RR 1, Box 81, White Haven, PA 18661
Located in Carbon County in the western foothills of the Pocono Mountains, Hickory Run has many amenities and activities available. They include trails, picnicking, swimming, fishing, hunting, disc golf, wildlife watching, cross country skiing, snowmobiling, ice skating and camping. Don’t miss Boulder Field, a true relic of the past. This area is a National Natural Landmark and State Park Natural Area. It has remained relatively unchanged for more than 12,000 years. Some of the boulders measure 26-feet in length.
RR 1, Box 81, White Haven, PA 18661
A deep gorge with steep walls, thick vegetation, rock outcroppings and several waterfalls characterize Lehigh Gorge State Park. The 4,548-acre park follows the Lehigh River from the U.S. Army Corps of Engineers’ Francis E. Walter Dam to the north, to Jim Thorpe at the southern end. The towering 800-foot Gorge was carved into the plateau by the Lehigh River. It is a designated state scenic river and the lure for many outdoor lovers. Paddlers travel here for the whitewater, and the bucking-bronco sensation that comes when barreling over Class II and III rapids and navigating down a swift-moving river. Bicyclists come for the uninterrupted 26-mile trail that travels downhill from White Haven to Jim Thorpe along the Lehigh.
84 South Pine Street, Doylestown, PA 18901
The collections of the Mercer Museum were conceived as an encyclopedic assemblage of pre-industrial American material culture with the potential to teach history “from a new point of view”. Established in 1897, the collection is now recognized as one of the most extensive collections of artifacts associated with everyday life and work in early America.
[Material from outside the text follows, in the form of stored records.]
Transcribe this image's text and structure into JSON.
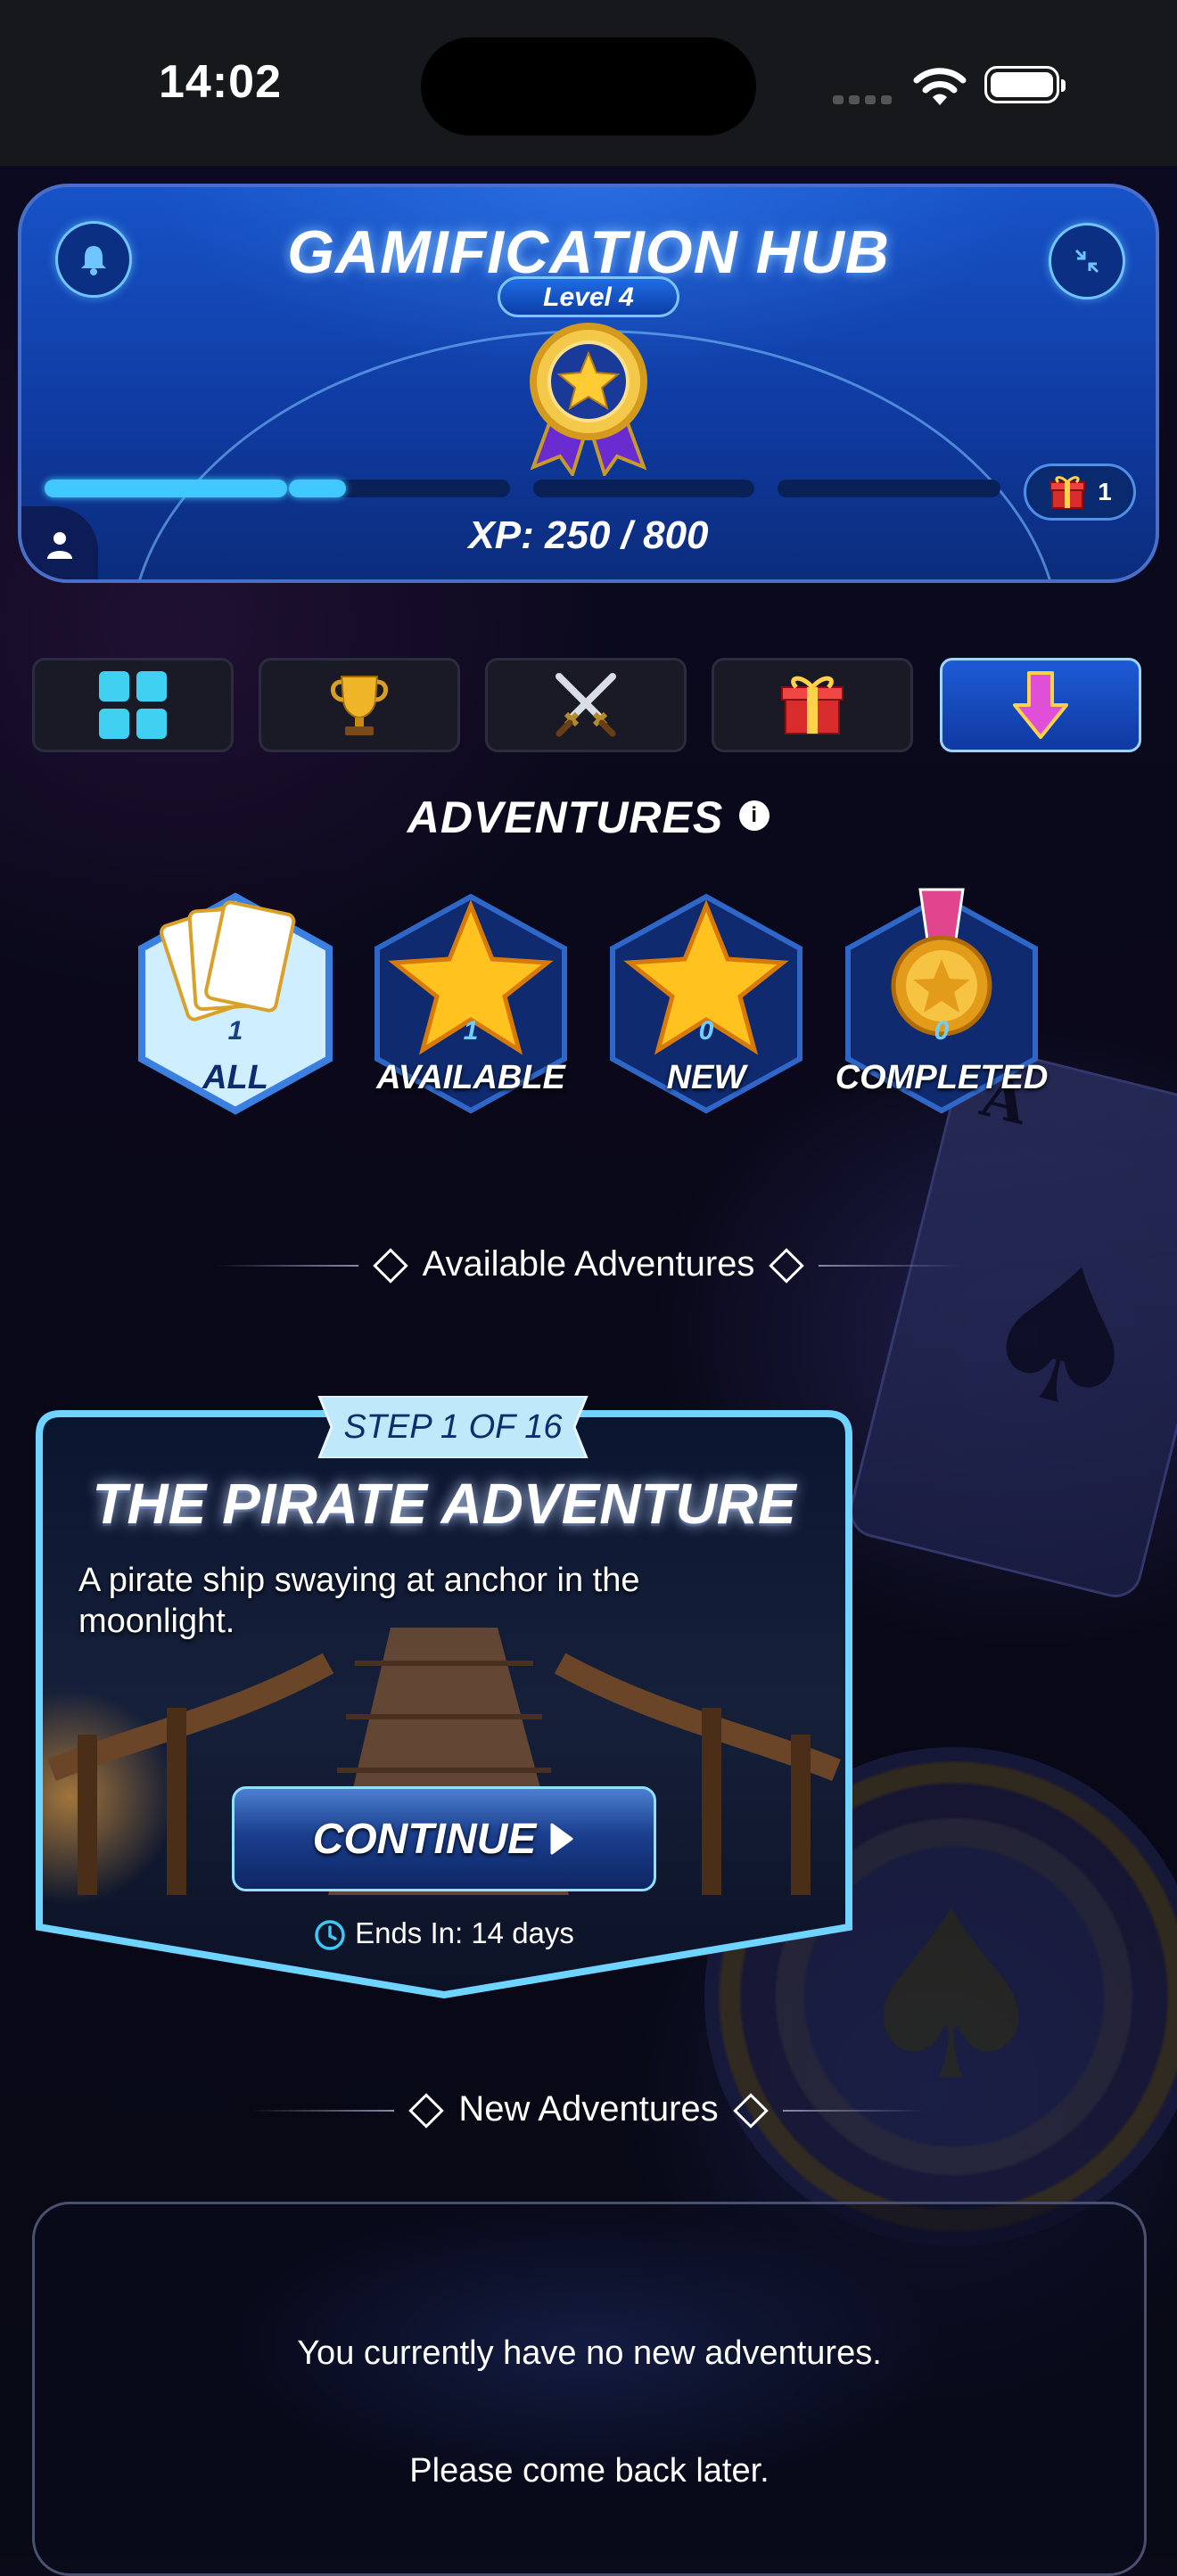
{
  "status_bar": {
    "time": "14:02"
  },
  "hub": {
    "title": "GAMIFICATION HUB",
    "level": "Level 4",
    "xp_text": "XP: 250 / 800",
    "xp_progress": 0.3125,
    "rewards_count": "1"
  },
  "tabs": [
    {
      "icon": "grid-icon",
      "active": false
    },
    {
      "icon": "trophy-icon",
      "active": false
    },
    {
      "icon": "crossed-swords-icon",
      "active": false
    },
    {
      "icon": "gift-icon",
      "active": false
    },
    {
      "icon": "download-arrow-icon",
      "active": true
    }
  ],
  "section_title": "ADVENTURES",
  "filters": [
    {
      "count": "1",
      "label": "ALL",
      "icon": "cards-icon"
    },
    {
      "count": "1",
      "label": "AVAILABLE",
      "icon": "star-icon"
    },
    {
      "count": "0",
      "label": "NEW",
      "icon": "star-icon"
    },
    {
      "count": "0",
      "label": "COMPLETED",
      "icon": "medal-icon"
    }
  ],
  "available_heading": "Available Adventures",
  "adventure": {
    "step": "STEP 1 OF 16",
    "title": "THE PIRATE ADVENTURE",
    "description": "A pirate ship swaying at anchor in the moonlight.",
    "button": "CONTINUE",
    "ends_label": "Ends In:",
    "ends_value": "14 days"
  },
  "new_heading": "New Adventures",
  "new_empty": {
    "line1": "You currently have no new adventures.",
    "line2": "Please come back later."
  },
  "colors": {
    "accent": "#41c8ff",
    "hub_blue": "#1753c8",
    "background": "#0a0a18"
  }
}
Among its more than 50,000 objects, the museum is renowned for its collections of tools and artifacts associated with pre-industrial trades, crafts, agriculture and domestic work. Walk into the Central Court and see a Conestoga wagon, whaling boat, carriages and an antique fire engine suspended overhead. The collections are considered by museum professionals, technology scholars, and tool collectors to be the most complete collection of its kind in America.